▶ Description of the task: Within the listing below, how many lines hold "Enter"? Reply with that number and no other text.
── Materials provided
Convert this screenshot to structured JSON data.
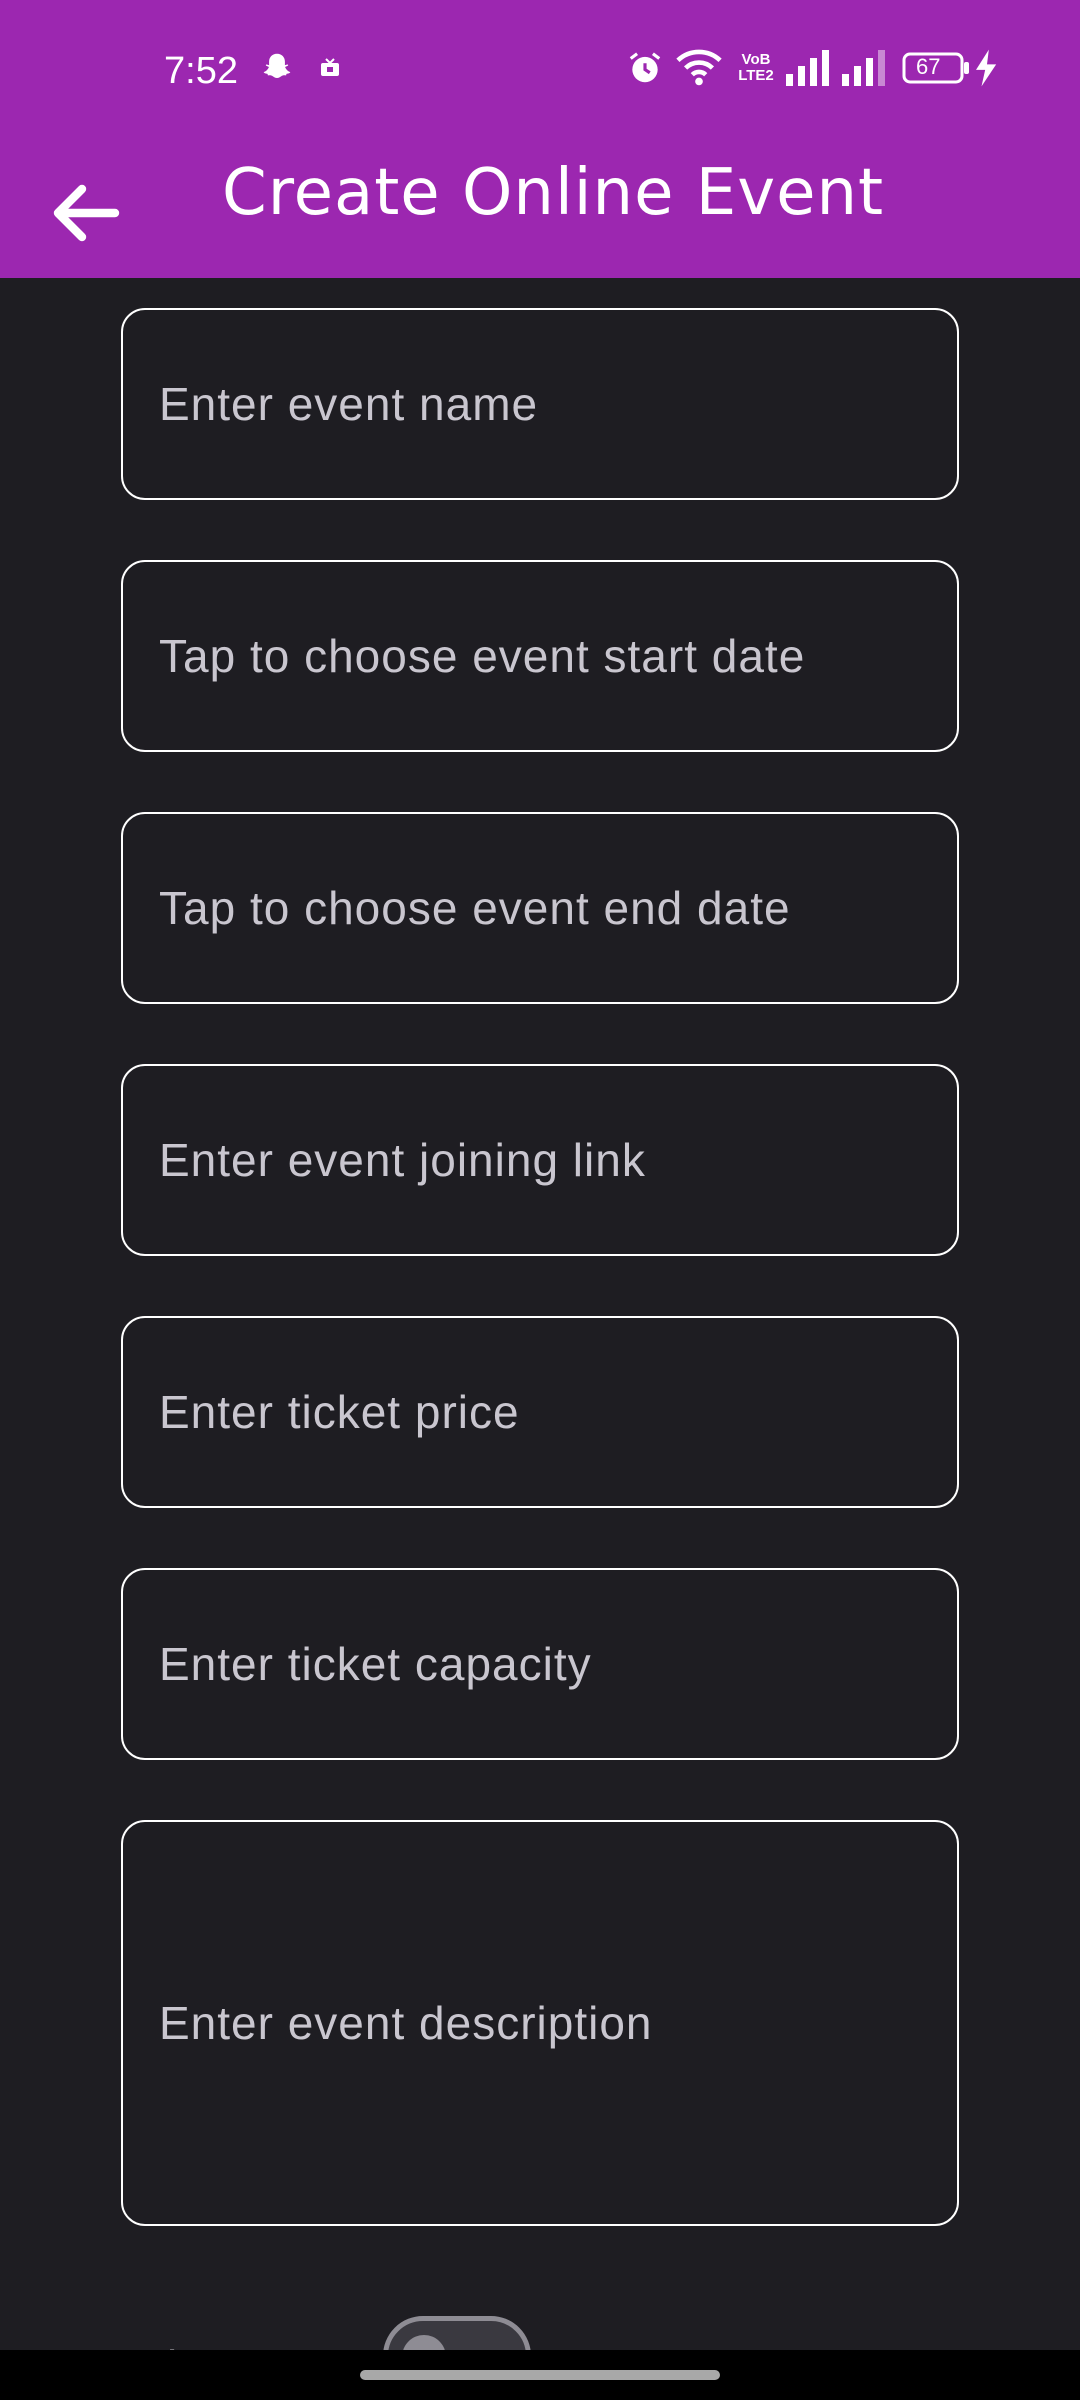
{
  "status_bar": {
    "time": "7:52",
    "battery": "67",
    "icons": [
      "snapchat-icon",
      "notification-icon",
      "alarm-icon",
      "wifi-icon",
      "volte-icon",
      "signal-icon",
      "signal-icon",
      "battery-icon",
      "charging-icon"
    ],
    "volte_text": "VoB LTE2"
  },
  "app_bar": {
    "title": "Create Online Event",
    "back_icon": "arrow-back-icon",
    "color": "#9c27b0"
  },
  "form": {
    "event_name_placeholder": "Enter event name",
    "start_date_placeholder": "Tap to choose event start date",
    "end_date_placeholder": "Tap to choose event end date",
    "joining_link_placeholder": "Enter event joining link",
    "ticket_price_placeholder": "Enter ticket price",
    "ticket_capacity_placeholder": "Enter ticket capacity",
    "description_placeholder": "Enter event description",
    "private_event_label": "Private Event",
    "private_event_on": false
  }
}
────
▶ Solution: 5